== Segment start ==

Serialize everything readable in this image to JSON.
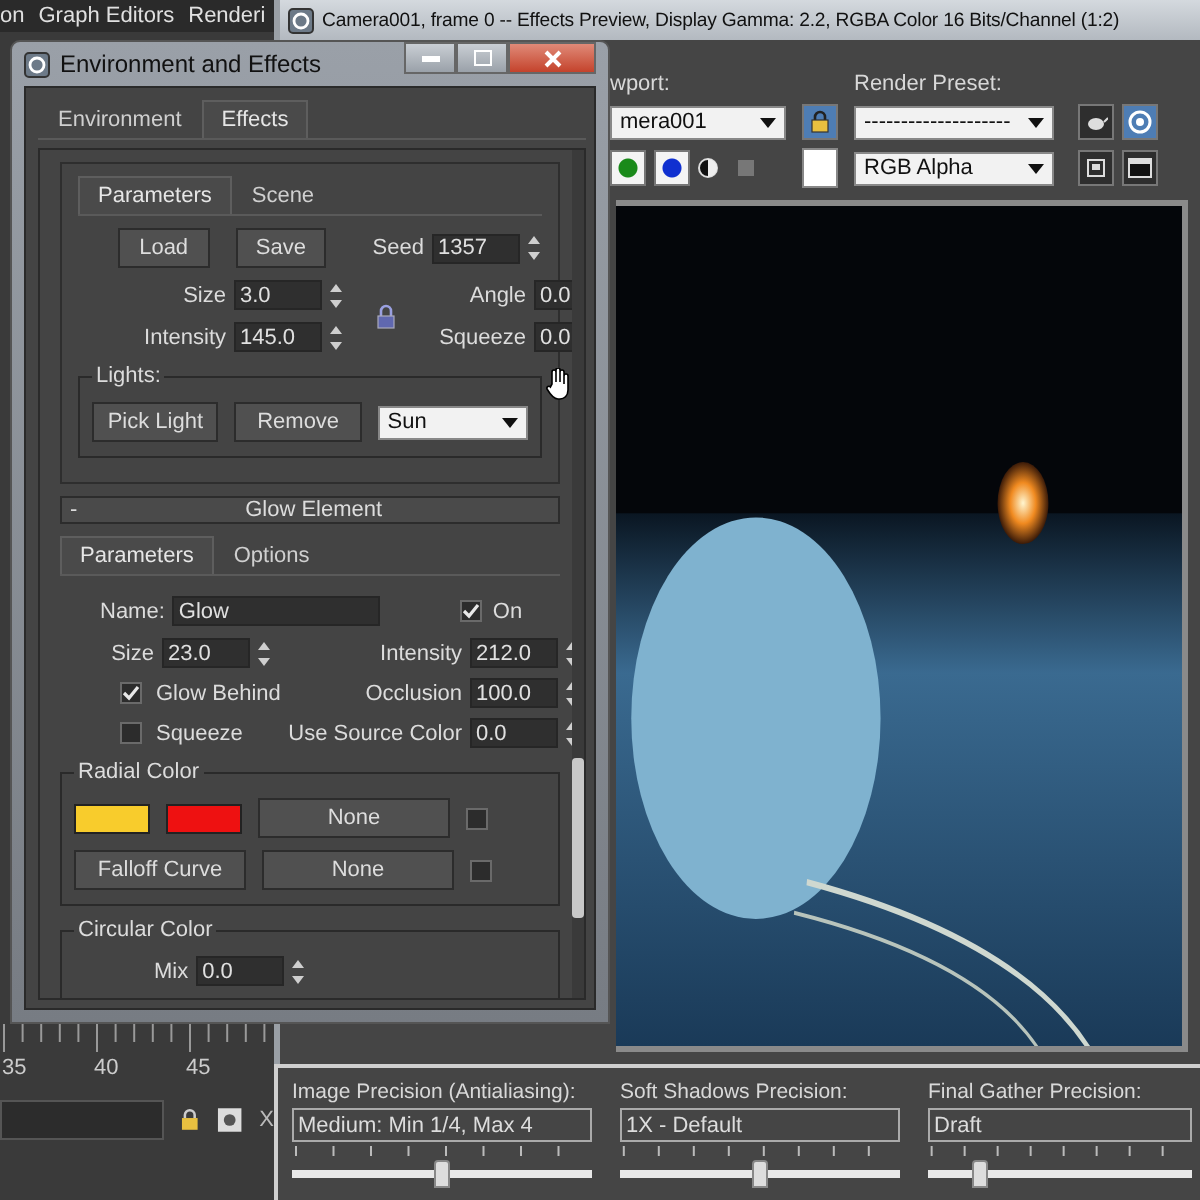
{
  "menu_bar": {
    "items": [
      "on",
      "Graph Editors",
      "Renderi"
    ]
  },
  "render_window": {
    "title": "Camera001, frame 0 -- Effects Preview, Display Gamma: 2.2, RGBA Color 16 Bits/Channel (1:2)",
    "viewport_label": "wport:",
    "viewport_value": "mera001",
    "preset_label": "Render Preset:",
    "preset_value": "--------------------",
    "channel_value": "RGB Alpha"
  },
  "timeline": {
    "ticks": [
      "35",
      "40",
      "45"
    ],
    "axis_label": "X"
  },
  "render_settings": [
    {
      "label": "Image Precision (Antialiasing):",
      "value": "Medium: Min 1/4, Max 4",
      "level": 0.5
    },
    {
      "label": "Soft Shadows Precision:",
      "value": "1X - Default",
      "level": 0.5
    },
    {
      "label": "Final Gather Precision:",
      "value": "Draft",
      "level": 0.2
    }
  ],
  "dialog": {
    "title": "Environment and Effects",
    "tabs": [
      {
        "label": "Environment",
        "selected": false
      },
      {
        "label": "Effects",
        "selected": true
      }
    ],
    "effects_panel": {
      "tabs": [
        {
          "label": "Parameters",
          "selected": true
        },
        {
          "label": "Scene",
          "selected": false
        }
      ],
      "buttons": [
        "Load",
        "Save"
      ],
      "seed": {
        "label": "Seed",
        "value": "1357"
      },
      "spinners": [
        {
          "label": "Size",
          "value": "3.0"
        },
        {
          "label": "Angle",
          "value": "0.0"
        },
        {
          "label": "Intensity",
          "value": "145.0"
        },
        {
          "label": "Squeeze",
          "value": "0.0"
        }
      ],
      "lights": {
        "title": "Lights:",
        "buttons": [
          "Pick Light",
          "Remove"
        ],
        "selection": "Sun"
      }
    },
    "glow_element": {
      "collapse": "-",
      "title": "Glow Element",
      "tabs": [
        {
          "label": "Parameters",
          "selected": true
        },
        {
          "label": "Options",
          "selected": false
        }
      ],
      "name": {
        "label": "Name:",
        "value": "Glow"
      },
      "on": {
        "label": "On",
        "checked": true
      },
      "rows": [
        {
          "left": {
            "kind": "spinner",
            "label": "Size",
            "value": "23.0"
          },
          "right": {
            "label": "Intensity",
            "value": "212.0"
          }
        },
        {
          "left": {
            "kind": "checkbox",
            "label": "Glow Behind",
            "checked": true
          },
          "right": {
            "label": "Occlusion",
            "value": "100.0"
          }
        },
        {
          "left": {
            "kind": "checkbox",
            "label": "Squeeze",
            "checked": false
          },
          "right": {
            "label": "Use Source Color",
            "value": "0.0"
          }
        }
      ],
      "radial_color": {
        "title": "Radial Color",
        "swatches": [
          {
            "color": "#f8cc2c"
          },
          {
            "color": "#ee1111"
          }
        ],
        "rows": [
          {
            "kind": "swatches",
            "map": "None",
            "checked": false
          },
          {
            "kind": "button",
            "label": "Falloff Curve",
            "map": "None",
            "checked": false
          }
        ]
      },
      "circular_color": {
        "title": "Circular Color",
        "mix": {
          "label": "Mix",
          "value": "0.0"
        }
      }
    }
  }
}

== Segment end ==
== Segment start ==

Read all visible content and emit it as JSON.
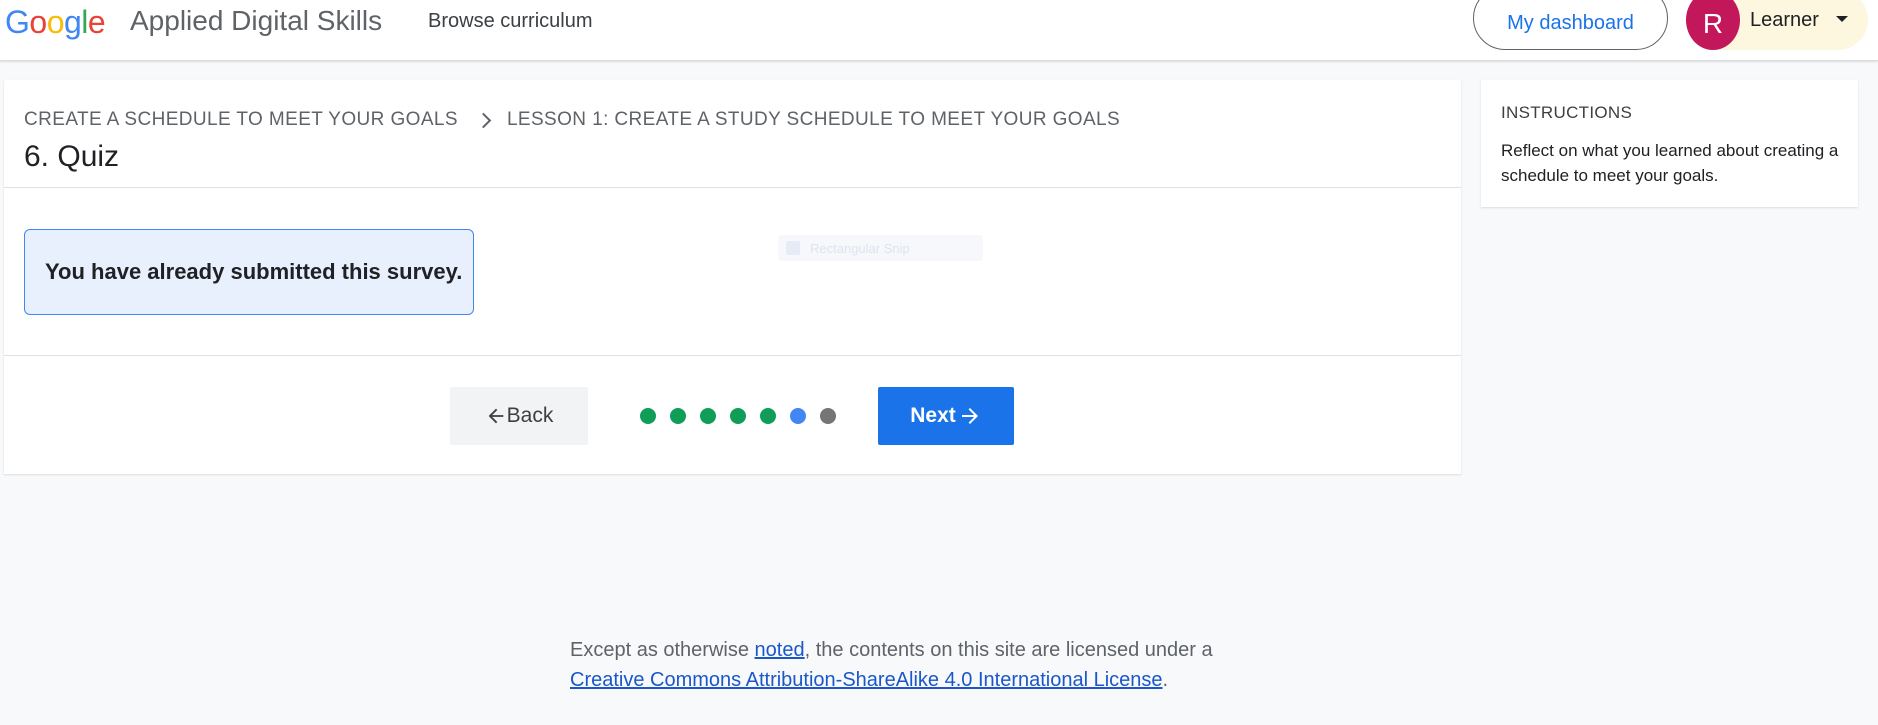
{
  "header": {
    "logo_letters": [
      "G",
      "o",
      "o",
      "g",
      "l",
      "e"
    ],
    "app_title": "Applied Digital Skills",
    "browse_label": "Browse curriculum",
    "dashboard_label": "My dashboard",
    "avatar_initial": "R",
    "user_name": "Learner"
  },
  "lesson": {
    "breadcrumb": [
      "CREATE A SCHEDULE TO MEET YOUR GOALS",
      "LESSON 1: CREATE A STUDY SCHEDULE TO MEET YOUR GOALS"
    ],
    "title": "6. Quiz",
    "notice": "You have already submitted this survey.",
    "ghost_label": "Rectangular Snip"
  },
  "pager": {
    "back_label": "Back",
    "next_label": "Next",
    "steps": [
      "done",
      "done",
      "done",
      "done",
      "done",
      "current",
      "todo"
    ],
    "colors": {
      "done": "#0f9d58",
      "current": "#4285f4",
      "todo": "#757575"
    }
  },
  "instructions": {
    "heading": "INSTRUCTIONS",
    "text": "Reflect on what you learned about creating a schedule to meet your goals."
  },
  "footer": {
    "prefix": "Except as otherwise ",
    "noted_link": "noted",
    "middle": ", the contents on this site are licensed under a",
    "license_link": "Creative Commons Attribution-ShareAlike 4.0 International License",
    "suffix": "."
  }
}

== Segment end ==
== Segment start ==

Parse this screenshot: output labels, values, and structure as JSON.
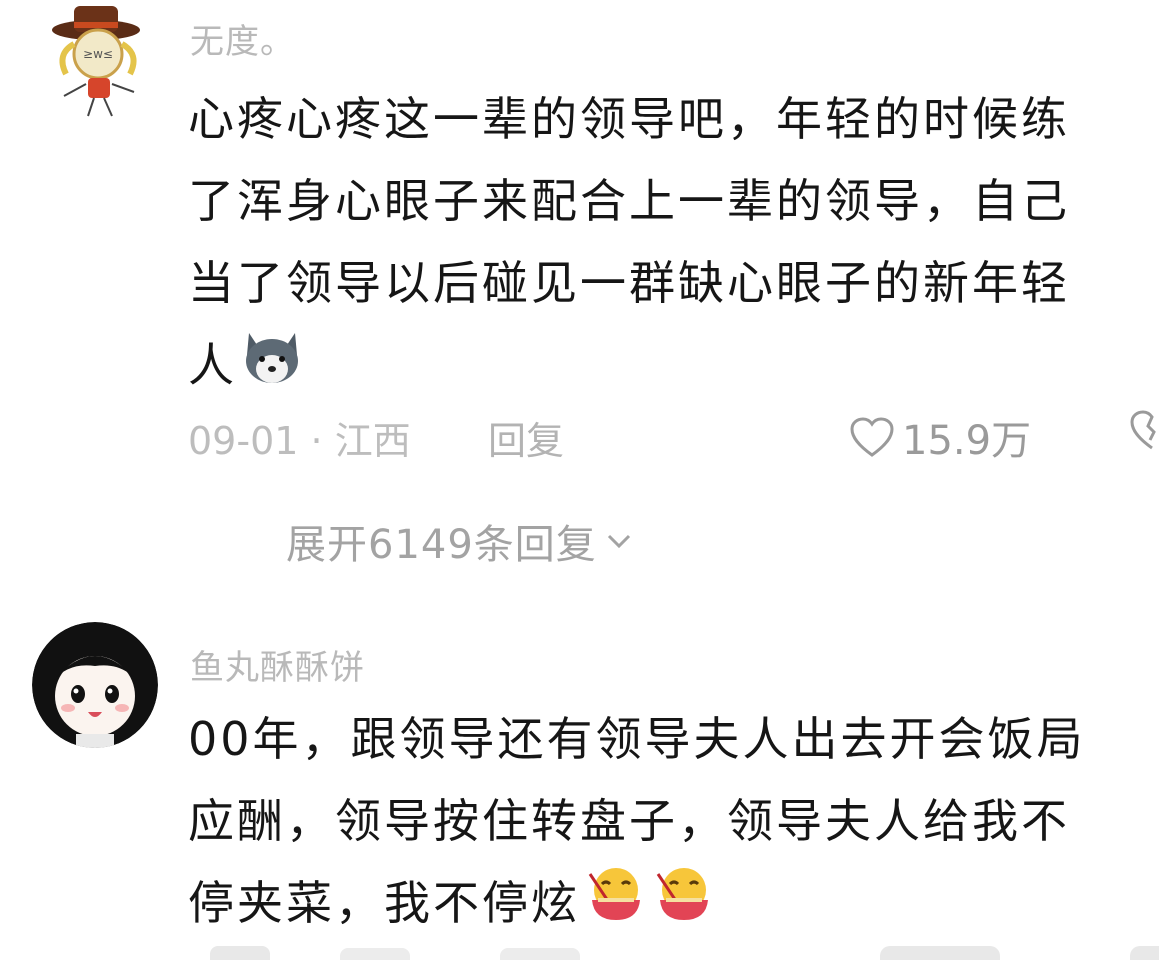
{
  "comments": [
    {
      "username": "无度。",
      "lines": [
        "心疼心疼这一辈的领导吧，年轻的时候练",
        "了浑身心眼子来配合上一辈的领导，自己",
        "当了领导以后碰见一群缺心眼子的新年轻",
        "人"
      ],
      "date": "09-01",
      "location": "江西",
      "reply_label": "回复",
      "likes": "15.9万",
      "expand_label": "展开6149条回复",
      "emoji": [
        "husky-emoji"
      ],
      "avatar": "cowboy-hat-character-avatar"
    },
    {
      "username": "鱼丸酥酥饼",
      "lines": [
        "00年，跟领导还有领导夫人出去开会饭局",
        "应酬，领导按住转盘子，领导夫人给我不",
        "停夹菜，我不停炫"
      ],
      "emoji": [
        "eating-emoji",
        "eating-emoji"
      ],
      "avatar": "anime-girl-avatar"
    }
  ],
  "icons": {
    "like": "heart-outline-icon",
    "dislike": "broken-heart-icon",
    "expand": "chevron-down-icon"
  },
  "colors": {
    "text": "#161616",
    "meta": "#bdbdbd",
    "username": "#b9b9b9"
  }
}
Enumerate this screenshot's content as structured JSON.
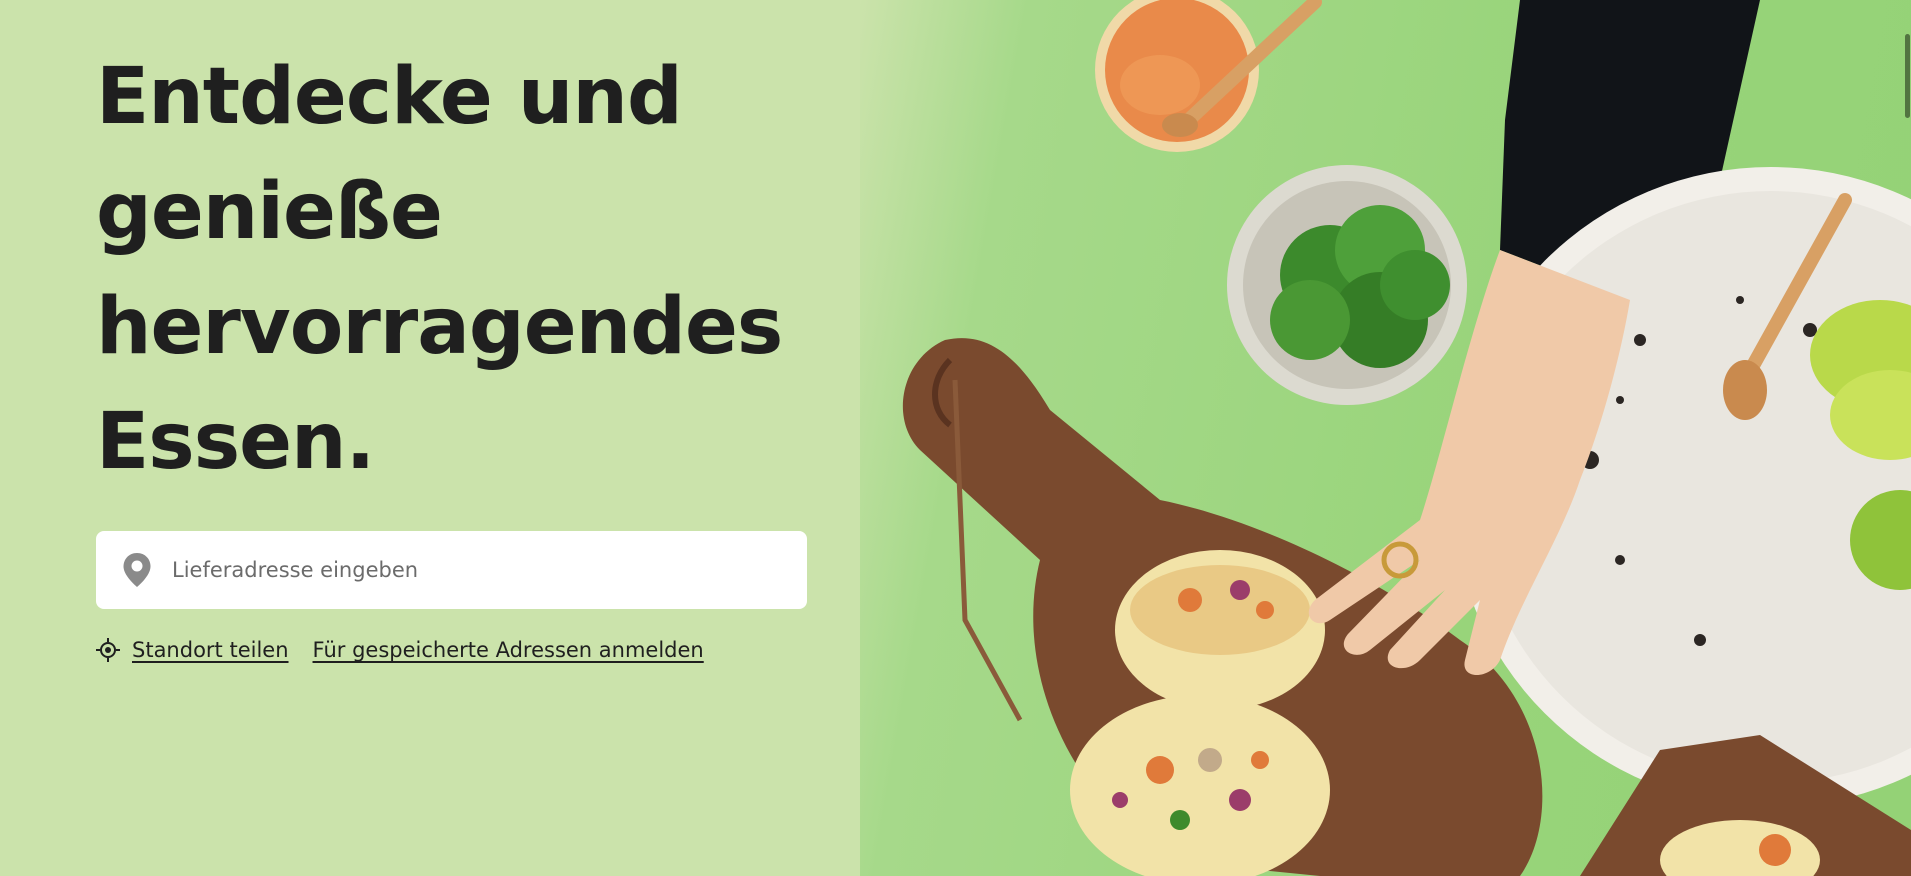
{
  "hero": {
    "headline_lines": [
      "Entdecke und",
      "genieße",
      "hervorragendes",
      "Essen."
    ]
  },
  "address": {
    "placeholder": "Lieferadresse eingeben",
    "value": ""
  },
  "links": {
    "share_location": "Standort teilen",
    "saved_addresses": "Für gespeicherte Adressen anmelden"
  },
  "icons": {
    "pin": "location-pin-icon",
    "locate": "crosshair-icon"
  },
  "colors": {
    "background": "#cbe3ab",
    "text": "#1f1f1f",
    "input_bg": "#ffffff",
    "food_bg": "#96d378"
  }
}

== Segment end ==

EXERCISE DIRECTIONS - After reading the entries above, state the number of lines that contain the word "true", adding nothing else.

THE ANSWER - 5